◆ **YOUR GOAL**
Give the number of lines in the material below where the word "data" shows up, without anything else.

GIVEN ENTRIES START

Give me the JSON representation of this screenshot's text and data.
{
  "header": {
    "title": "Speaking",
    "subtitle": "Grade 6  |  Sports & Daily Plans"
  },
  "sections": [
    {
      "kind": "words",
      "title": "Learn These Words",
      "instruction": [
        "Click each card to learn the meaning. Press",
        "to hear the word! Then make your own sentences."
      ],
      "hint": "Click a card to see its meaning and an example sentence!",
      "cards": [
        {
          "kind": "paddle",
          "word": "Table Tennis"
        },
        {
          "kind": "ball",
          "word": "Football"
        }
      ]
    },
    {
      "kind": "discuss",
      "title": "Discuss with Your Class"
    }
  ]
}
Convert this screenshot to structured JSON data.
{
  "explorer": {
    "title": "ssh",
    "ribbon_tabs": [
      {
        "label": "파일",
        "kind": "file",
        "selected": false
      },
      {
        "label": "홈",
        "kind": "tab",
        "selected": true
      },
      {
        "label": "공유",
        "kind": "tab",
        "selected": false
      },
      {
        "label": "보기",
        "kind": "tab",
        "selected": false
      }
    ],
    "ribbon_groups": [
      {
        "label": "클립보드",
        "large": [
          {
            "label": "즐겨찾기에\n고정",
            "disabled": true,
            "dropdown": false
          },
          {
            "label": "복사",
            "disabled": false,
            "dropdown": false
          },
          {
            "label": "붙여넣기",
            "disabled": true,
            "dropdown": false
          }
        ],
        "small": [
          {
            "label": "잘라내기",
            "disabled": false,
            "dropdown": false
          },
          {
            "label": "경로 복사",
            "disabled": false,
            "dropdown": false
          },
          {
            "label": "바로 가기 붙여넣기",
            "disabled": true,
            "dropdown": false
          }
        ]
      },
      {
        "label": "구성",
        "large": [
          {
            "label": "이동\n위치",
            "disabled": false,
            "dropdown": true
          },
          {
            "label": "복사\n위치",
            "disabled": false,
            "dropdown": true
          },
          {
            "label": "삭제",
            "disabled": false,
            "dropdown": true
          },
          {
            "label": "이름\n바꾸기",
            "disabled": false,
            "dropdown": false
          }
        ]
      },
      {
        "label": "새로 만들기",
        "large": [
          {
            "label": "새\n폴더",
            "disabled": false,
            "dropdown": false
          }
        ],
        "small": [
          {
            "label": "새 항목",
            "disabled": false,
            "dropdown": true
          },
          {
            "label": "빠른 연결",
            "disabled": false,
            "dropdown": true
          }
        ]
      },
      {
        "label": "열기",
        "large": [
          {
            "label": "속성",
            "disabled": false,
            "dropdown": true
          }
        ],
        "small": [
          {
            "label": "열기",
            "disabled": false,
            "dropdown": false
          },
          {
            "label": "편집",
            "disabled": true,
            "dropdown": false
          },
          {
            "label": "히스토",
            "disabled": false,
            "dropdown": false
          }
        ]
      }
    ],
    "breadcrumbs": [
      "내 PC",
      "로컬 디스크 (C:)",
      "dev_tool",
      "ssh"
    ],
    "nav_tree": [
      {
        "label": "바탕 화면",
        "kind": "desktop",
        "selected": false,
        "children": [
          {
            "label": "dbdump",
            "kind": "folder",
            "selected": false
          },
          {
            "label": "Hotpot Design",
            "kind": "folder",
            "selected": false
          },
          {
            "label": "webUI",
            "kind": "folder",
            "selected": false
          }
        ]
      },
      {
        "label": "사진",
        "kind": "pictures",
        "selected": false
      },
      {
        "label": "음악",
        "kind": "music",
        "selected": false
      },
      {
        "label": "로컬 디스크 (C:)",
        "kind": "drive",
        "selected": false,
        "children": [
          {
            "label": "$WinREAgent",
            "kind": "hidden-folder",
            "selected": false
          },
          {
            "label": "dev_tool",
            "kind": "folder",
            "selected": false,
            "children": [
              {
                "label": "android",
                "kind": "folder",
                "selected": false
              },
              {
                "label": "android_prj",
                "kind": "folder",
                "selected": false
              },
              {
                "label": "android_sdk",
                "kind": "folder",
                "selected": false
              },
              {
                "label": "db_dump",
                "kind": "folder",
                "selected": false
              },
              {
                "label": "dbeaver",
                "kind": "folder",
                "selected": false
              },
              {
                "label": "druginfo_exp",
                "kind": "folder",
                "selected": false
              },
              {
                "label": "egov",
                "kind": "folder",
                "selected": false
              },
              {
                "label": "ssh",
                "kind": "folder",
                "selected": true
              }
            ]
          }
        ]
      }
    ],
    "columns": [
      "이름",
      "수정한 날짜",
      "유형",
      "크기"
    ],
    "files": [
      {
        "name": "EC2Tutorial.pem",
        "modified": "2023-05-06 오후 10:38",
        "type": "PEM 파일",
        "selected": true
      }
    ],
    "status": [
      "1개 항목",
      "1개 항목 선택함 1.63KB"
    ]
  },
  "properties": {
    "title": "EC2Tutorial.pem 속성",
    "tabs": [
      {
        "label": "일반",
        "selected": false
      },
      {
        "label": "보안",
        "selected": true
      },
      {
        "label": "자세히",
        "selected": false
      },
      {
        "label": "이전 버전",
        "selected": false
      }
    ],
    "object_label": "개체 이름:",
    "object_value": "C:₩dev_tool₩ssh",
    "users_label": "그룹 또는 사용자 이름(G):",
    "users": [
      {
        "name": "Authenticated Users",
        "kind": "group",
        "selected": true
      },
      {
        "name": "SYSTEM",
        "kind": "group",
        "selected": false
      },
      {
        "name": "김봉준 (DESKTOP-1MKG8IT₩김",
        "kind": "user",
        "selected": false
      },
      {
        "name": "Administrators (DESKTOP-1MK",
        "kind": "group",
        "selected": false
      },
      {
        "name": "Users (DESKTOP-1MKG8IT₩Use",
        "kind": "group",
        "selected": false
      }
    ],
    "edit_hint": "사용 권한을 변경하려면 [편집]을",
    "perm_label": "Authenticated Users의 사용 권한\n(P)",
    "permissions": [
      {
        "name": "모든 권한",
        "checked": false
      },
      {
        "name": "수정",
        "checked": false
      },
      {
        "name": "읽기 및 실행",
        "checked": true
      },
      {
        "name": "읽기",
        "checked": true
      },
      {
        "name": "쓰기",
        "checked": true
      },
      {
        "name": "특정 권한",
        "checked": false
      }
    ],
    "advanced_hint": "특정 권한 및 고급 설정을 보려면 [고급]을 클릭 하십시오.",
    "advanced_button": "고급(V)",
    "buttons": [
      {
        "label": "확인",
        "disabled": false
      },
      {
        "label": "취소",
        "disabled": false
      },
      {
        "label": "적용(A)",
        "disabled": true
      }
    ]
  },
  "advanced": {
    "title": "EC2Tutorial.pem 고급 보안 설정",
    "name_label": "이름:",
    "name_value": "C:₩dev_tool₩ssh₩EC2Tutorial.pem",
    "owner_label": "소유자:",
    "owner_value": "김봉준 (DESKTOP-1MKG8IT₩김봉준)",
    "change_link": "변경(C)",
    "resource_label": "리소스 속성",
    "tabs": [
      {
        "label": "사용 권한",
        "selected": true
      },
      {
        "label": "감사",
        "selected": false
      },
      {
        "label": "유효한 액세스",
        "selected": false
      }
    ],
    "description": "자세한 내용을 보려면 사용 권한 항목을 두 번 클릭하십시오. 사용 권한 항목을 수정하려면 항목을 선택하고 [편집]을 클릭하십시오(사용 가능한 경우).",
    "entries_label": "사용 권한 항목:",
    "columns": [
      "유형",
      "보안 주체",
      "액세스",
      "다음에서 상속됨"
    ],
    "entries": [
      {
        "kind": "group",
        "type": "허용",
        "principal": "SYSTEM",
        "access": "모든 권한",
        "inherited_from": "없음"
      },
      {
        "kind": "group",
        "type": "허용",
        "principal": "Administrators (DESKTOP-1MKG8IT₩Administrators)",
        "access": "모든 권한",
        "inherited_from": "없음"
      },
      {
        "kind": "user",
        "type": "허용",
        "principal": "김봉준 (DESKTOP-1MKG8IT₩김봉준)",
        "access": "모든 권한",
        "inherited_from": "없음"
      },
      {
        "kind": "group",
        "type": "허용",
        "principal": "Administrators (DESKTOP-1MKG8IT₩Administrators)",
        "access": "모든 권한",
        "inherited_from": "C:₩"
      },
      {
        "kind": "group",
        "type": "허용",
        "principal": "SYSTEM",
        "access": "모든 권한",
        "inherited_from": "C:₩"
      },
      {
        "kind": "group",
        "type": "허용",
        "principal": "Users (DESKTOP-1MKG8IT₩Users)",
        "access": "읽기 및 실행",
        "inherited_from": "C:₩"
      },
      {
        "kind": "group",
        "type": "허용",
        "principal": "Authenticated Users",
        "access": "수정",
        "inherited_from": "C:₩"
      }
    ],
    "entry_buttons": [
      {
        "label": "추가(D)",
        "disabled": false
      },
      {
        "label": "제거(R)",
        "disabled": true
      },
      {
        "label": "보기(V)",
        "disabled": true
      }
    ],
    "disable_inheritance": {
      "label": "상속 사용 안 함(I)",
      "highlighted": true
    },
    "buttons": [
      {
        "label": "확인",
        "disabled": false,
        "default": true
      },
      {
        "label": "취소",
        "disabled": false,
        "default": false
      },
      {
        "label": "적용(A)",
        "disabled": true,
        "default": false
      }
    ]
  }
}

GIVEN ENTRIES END

◆ **SOLUTION FOR THIS TASK**
2